*DATASET EXCERPTS*.
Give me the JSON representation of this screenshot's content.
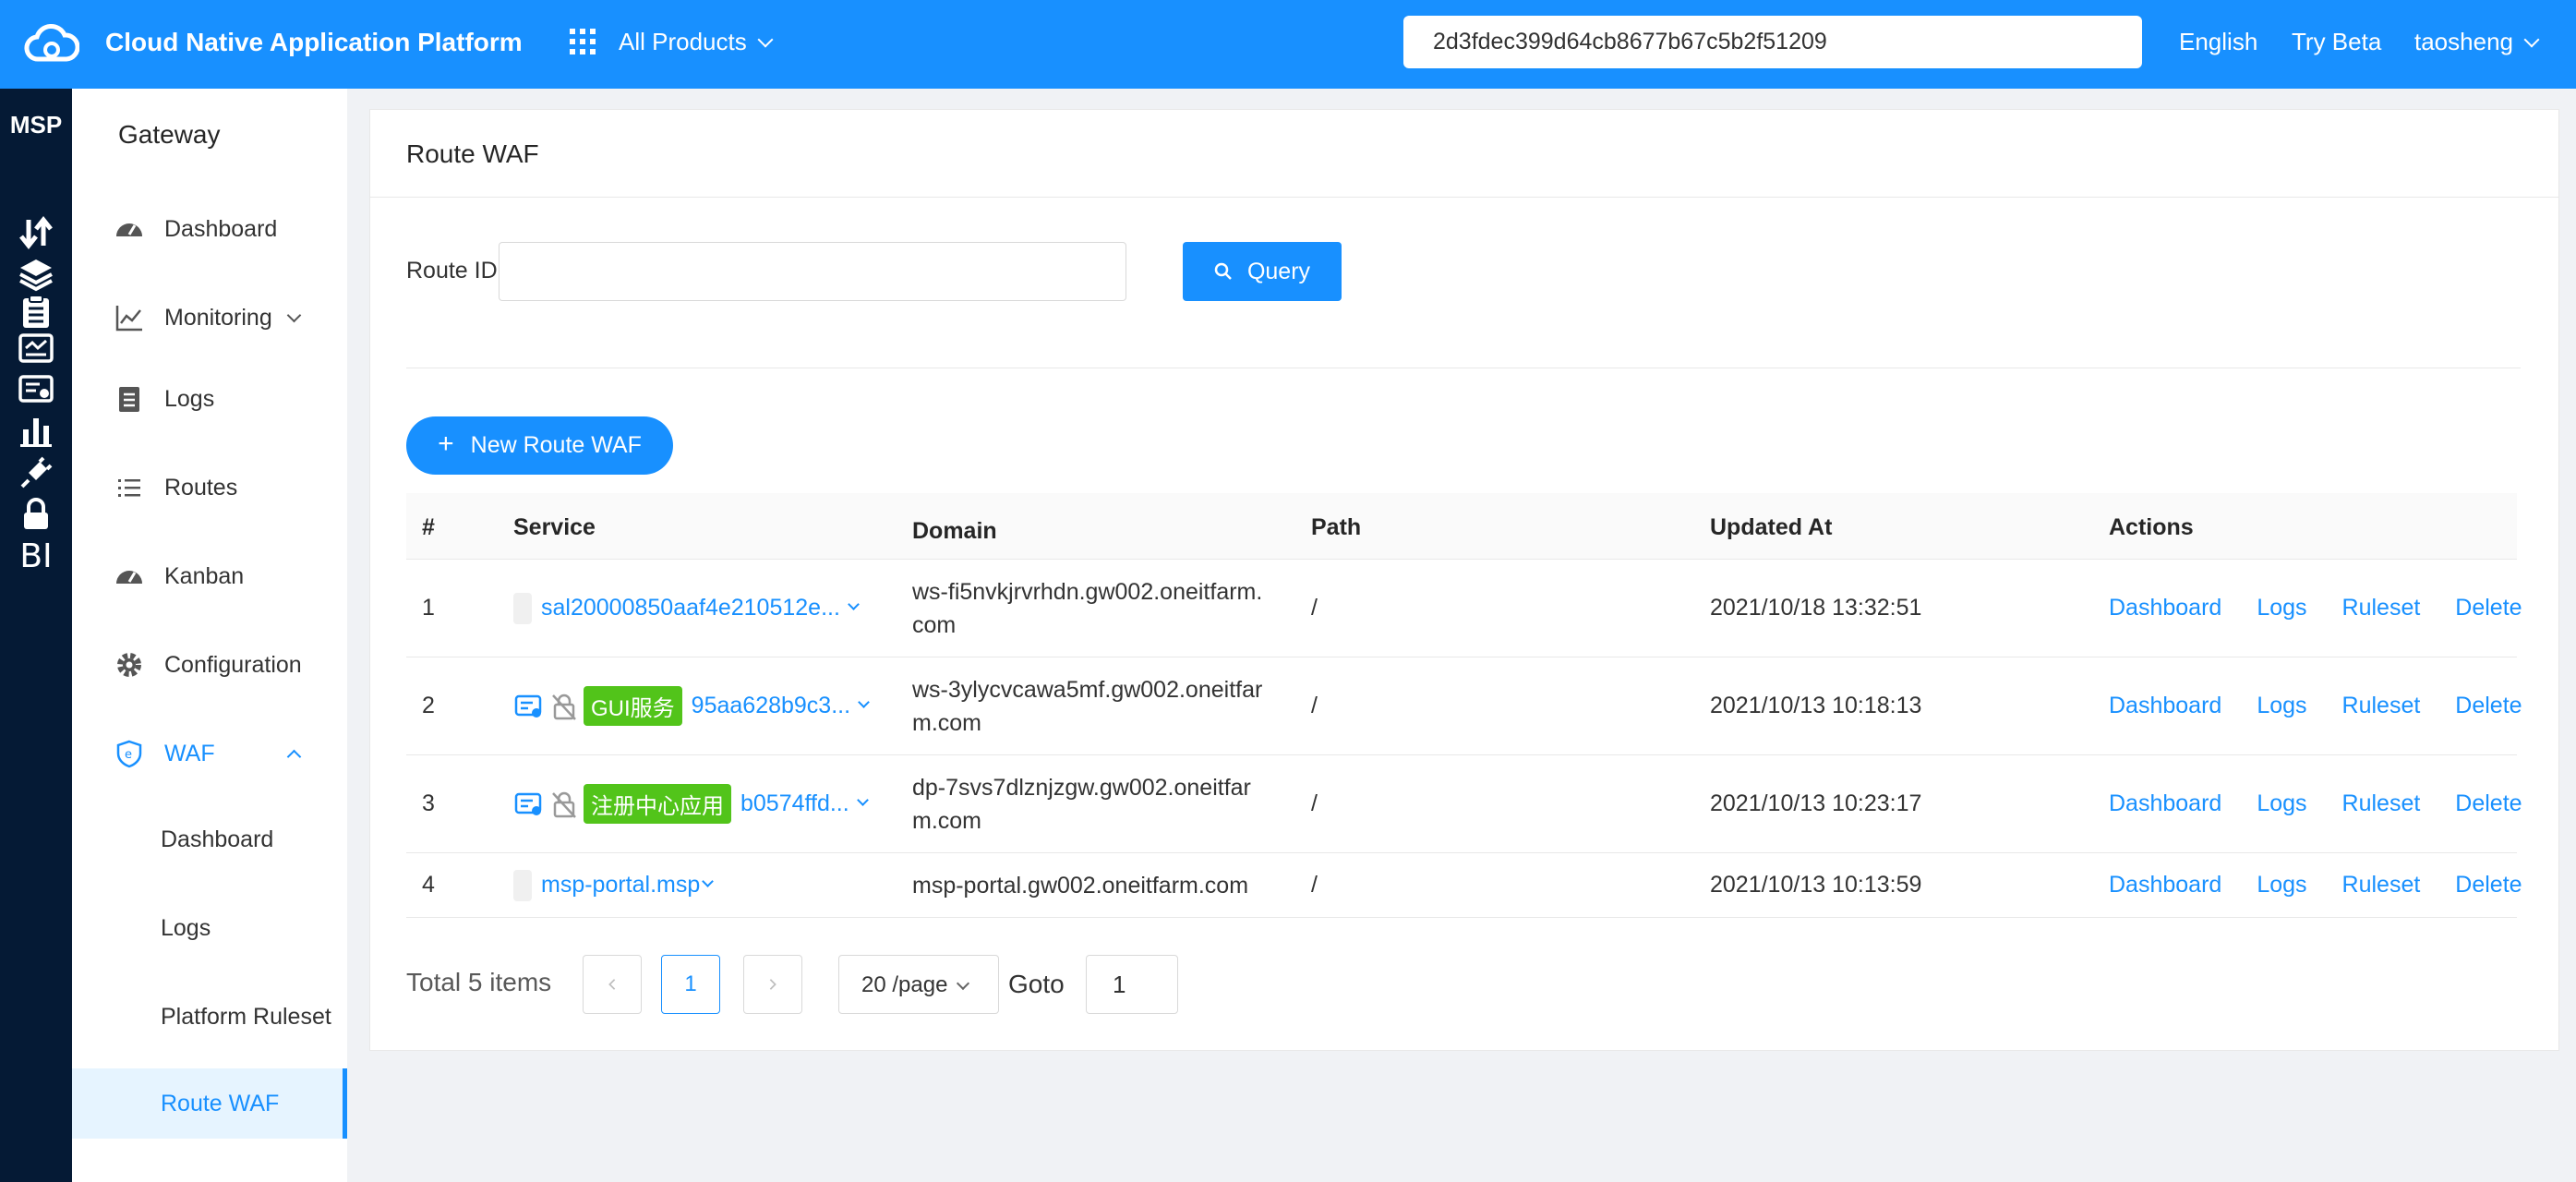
{
  "header": {
    "app_title": "Cloud Native Application Platform",
    "all_products": "All Products",
    "search_value": "2d3fdec399d64cb8677b67c5b2f51209",
    "language": "English",
    "try_beta": "Try Beta",
    "user": "taosheng",
    "brand_color": "#1890ff"
  },
  "rail": {
    "label": "MSP",
    "icons": [
      "transfer-icon",
      "layers-icon",
      "clipboard-icon",
      "monitor-icon",
      "certificate-icon",
      "bar-chart-icon",
      "api-plug-icon",
      "lock-icon",
      "bi-icon"
    ],
    "bi_text": "BI"
  },
  "sidebar": {
    "title": "Gateway",
    "items": [
      {
        "label": "Dashboard",
        "icon": "dashboard-gauge-icon"
      },
      {
        "label": "Monitoring",
        "icon": "line-chart-icon"
      },
      {
        "label": "Logs",
        "icon": "log-file-icon"
      },
      {
        "label": "Routes",
        "icon": "list-icon"
      },
      {
        "label": "Kanban",
        "icon": "dashboard-gauge-icon"
      },
      {
        "label": "Configuration",
        "icon": "gear-icon"
      },
      {
        "label": "WAF",
        "icon": "shield-icon"
      }
    ],
    "waf_sub": [
      {
        "label": "Dashboard"
      },
      {
        "label": "Logs"
      },
      {
        "label": "Platform Ruleset"
      },
      {
        "label": "Route WAF"
      }
    ]
  },
  "main": {
    "title": "Route WAF",
    "route_id_label": "Route ID",
    "route_id_value": "",
    "query_label": "Query",
    "new_label": "New Route WAF",
    "columns": [
      "#",
      "Service",
      "Domain",
      "Path",
      "Updated At",
      "Actions"
    ],
    "actions": [
      "Dashboard",
      "Logs",
      "Ruleset",
      "Delete"
    ],
    "rows": [
      {
        "no": "1",
        "tag": "",
        "service": "sal20000850aaf4e210512e...",
        "domain": "ws-fi5nvkjrvrhdn.gw002.oneitfarm.com",
        "domain_l1": "ws-fi5nvkjrvrhdn.gw002.oneitfarm.",
        "domain_l2": "com",
        "path": "/",
        "updated": "2021/10/18 13:32:51"
      },
      {
        "no": "2",
        "tag": "GUI服务",
        "service": "95aa628b9c3...",
        "domain_l1": "ws-3ylycvcawa5mf.gw002.oneitfar",
        "domain_l2": "m.com",
        "path": "/",
        "updated": "2021/10/13 10:18:13"
      },
      {
        "no": "3",
        "tag": "注册中心应用",
        "service": "b0574ffd...",
        "domain_l1": "dp-7svs7dlznjzgw.gw002.oneitfar",
        "domain_l2": "m.com",
        "path": "/",
        "updated": "2021/10/13 10:23:17"
      },
      {
        "no": "4",
        "tag": "",
        "service": "msp-portal.msp",
        "domain_l1": "msp-portal.gw002.oneitfarm.com",
        "domain_l2": "",
        "path": "/",
        "updated": "2021/10/13 10:13:59"
      }
    ],
    "pagination": {
      "total": "Total 5 items",
      "current_page": "1",
      "page_size": "20 /page",
      "goto_label": "Goto",
      "goto_value": "1"
    }
  }
}
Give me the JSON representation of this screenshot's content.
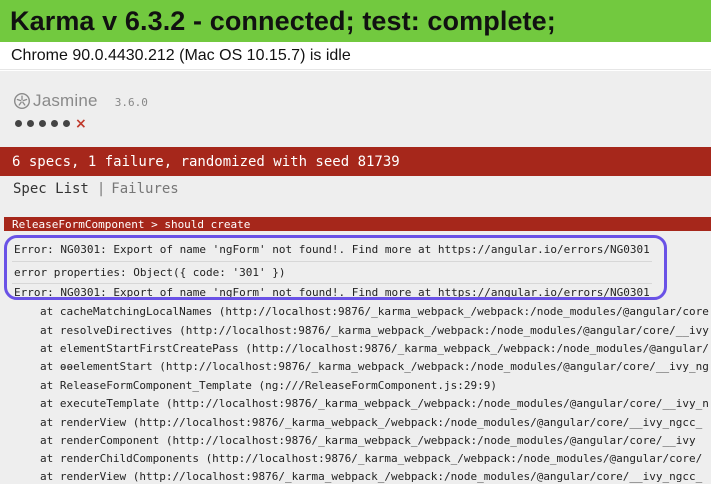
{
  "karma": {
    "title": "Karma v 6.3.2 - connected; test: complete;",
    "browser_status": "Chrome 90.0.4430.212 (Mac OS 10.15.7) is idle"
  },
  "jasmine": {
    "logo_text": "Jasmine",
    "version": "3.6.0",
    "failure_mark": "×",
    "summary": "6 specs, 1 failure, randomized with seed 81739",
    "menu": {
      "spec_list": "Spec List",
      "separator": "|",
      "failures": "Failures"
    },
    "spec_title": "ReleaseFormComponent > should create",
    "error_lines": [
      "Error: NG0301: Export of name 'ngForm' not found!. Find more at https://angular.io/errors/NG0301",
      "error properties: Object({ code: '301' })",
      "Error: NG0301: Export of name 'ngForm' not found!. Find more at https://angular.io/errors/NG0301"
    ],
    "stack_lines": [
      "at cacheMatchingLocalNames (http://localhost:9876/_karma_webpack_/webpack:/node_modules/@angular/core",
      "at resolveDirectives (http://localhost:9876/_karma_webpack_/webpack:/node_modules/@angular/core/__ivy",
      "at elementStartFirstCreatePass (http://localhost:9876/_karma_webpack_/webpack:/node_modules/@angular/",
      "at ɵɵelementStart (http://localhost:9876/_karma_webpack_/webpack:/node_modules/@angular/core/__ivy_ng",
      "at ReleaseFormComponent_Template (ng:///ReleaseFormComponent.js:29:9)",
      "at executeTemplate (http://localhost:9876/_karma_webpack_/webpack:/node_modules/@angular/core/__ivy_n",
      "at renderView (http://localhost:9876/_karma_webpack_/webpack:/node_modules/@angular/core/__ivy_ngcc_",
      "at renderComponent (http://localhost:9876/_karma_webpack_/webpack:/node_modules/@angular/core/__ivy",
      "at renderChildComponents (http://localhost:9876/_karma_webpack_/webpack:/node_modules/@angular/core/",
      "at renderView (http://localhost:9876/_karma_webpack_/webpack:/node_modules/@angular/core/__ivy_ngcc_"
    ]
  },
  "colors": {
    "karma_banner": "#72c93f",
    "failure_red": "#a6271b",
    "highlight_ring": "#6a52e6"
  }
}
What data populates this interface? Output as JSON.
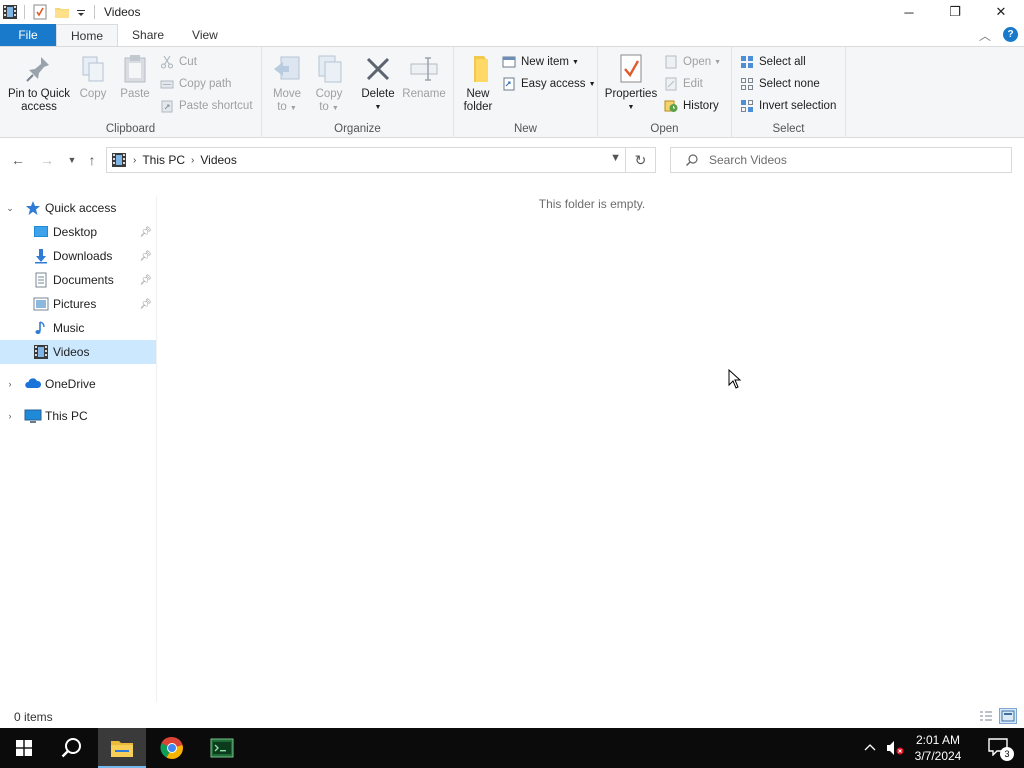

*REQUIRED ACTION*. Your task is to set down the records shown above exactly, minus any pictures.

*RESULT BELOW*.
Give me the JSON representation of this screenshot's content.
{
  "header": {
    "app_title": "Cloud Native Application Platform",
    "all_products": "All Products",
    "search_value": "2d3fdec399d64cb8677b67c5b2f51209",
    "language": "English",
    "try_beta": "Try Beta",
    "user": "taosheng",
    "brand_color": "#1890ff"
  },
  "rail": {
    "label": "MSP",
    "icons": [
      "transfer-icon",
      "layers-icon",
      "clipboard-icon",
      "monitor-icon",
      "certificate-icon",
      "bar-chart-icon",
      "api-plug-icon",
      "lock-icon",
      "bi-icon"
    ],
    "bi_text": "BI"
  },
  "sidebar": {
    "title": "Gateway",
    "items": [
      {
        "label": "Dashboard",
        "icon": "dashboard-gauge-icon"
      },
      {
        "label": "Monitoring",
        "icon": "line-chart-icon"
      },
      {
        "label": "Logs",
        "icon": "log-file-icon"
      },
      {
        "label": "Routes",
        "icon": "list-icon"
      },
      {
        "label": "Kanban",
        "icon": "dashboard-gauge-icon"
      },
      {
        "label": "Configuration",
        "icon": "gear-icon"
      },
      {
        "label": "WAF",
        "icon": "shield-icon"
      }
    ],
    "waf_sub": [
      {
        "label": "Dashboard"
      },
      {
        "label": "Logs"
      },
      {
        "label": "Platform Ruleset"
      },
      {
        "label": "Route WAF"
      }
    ]
  },
  "main": {
    "title": "Route WAF",
    "route_id_label": "Route ID",
    "route_id_value": "",
    "query_label": "Query",
    "new_label": "New Route WAF",
    "columns": [
      "#",
      "Service",
      "Domain",
      "Path",
      "Updated At",
      "Actions"
    ],
    "actions": [
      "Dashboard",
      "Logs",
      "Ruleset",
      "Delete"
    ],
    "rows": [
      {
        "no": "1",
        "tag": "",
        "service": "sal20000850aaf4e210512e...",
        "domain": "ws-fi5nvkjrvrhdn.gw002.oneitfarm.com",
        "domain_l1": "ws-fi5nvkjrvrhdn.gw002.oneitfarm.",
        "domain_l2": "com",
        "path": "/",
        "updated": "2021/10/18 13:32:51"
      },
      {
        "no": "2",
        "tag": "GUI服务",
        "service": "95aa628b9c3...",
        "domain_l1": "ws-3ylycvcawa5mf.gw002.oneitfar",
        "domain_l2": "m.com",
        "path": "/",
        "updated": "2021/10/13 10:18:13"
      },
      {
        "no": "3",
        "tag": "注册中心应用",
        "service": "b0574ffd...",
        "domain_l1": "dp-7svs7dlznjzgw.gw002.oneitfar",
        "domain_l2": "m.com",
        "path": "/",
        "updated": "2021/10/13 10:23:17"
      },
      {
        "no": "4",
        "tag": "",
        "service": "msp-portal.msp",
        "domain_l1": "msp-portal.gw002.oneitfarm.com",
        "domain_l2": "",
        "path": "/",
        "updated": "2021/10/13 10:13:59"
      }
    ],
    "pagination": {
      "total": "Total 5 items",
      "current_page": "1",
      "page_size": "20 /page",
      "goto_label": "Goto",
      "goto_value": "1"
    }
  }
}
Give me the JSON representation of this screenshot's content.
{
  "karma": {
    "title": "Karma v 6.3.2 - connected; test: complete;",
    "browser_status": "Chrome 90.0.4430.212 (Mac OS 10.15.7) is idle"
  },
  "jasmine": {
    "logo_text": "Jasmine",
    "version": "3.6.0",
    "failure_mark": "×",
    "summary": "6 specs, 1 failure, randomized with seed 81739",
    "menu": {
      "spec_list": "Spec List",
      "separator": "|",
      "failures": "Failures"
    },
    "spec_title": "ReleaseFormComponent > should create",
    "error_lines": [
      "Error: NG0301: Export of name 'ngForm' not found!. Find more at https://angular.io/errors/NG0301",
      "error properties: Object({ code: '301' })",
      "Error: NG0301: Export of name 'ngForm' not found!. Find more at https://angular.io/errors/NG0301"
    ],
    "stack_lines": [
      "at cacheMatchingLocalNames (http://localhost:9876/_karma_webpack_/webpack:/node_modules/@angular/core",
      "at resolveDirectives (http://localhost:9876/_karma_webpack_/webpack:/node_modules/@angular/core/__ivy",
      "at elementStartFirstCreatePass (http://localhost:9876/_karma_webpack_/webpack:/node_modules/@angular/",
      "at ɵɵelementStart (http://localhost:9876/_karma_webpack_/webpack:/node_modules/@angular/core/__ivy_ng",
      "at ReleaseFormComponent_Template (ng:///ReleaseFormComponent.js:29:9)",
      "at executeTemplate (http://localhost:9876/_karma_webpack_/webpack:/node_modules/@angular/core/__ivy_n",
      "at renderView (http://localhost:9876/_karma_webpack_/webpack:/node_modules/@angular/core/__ivy_ngcc_",
      "at renderComponent (http://localhost:9876/_karma_webpack_/webpack:/node_modules/@angular/core/__ivy",
      "at renderChildComponents (http://localhost:9876/_karma_webpack_/webpack:/node_modules/@angular/core/",
      "at renderView (http://localhost:9876/_karma_webpack_/webpack:/node_modules/@angular/core/__ivy_ngcc_"
    ]
  },
  "colors": {
    "karma_banner": "#72c93f",
    "failure_red": "#a6271b",
    "highlight_ring": "#6a52e6"
  }
}
What data populates this interface? Output as JSON.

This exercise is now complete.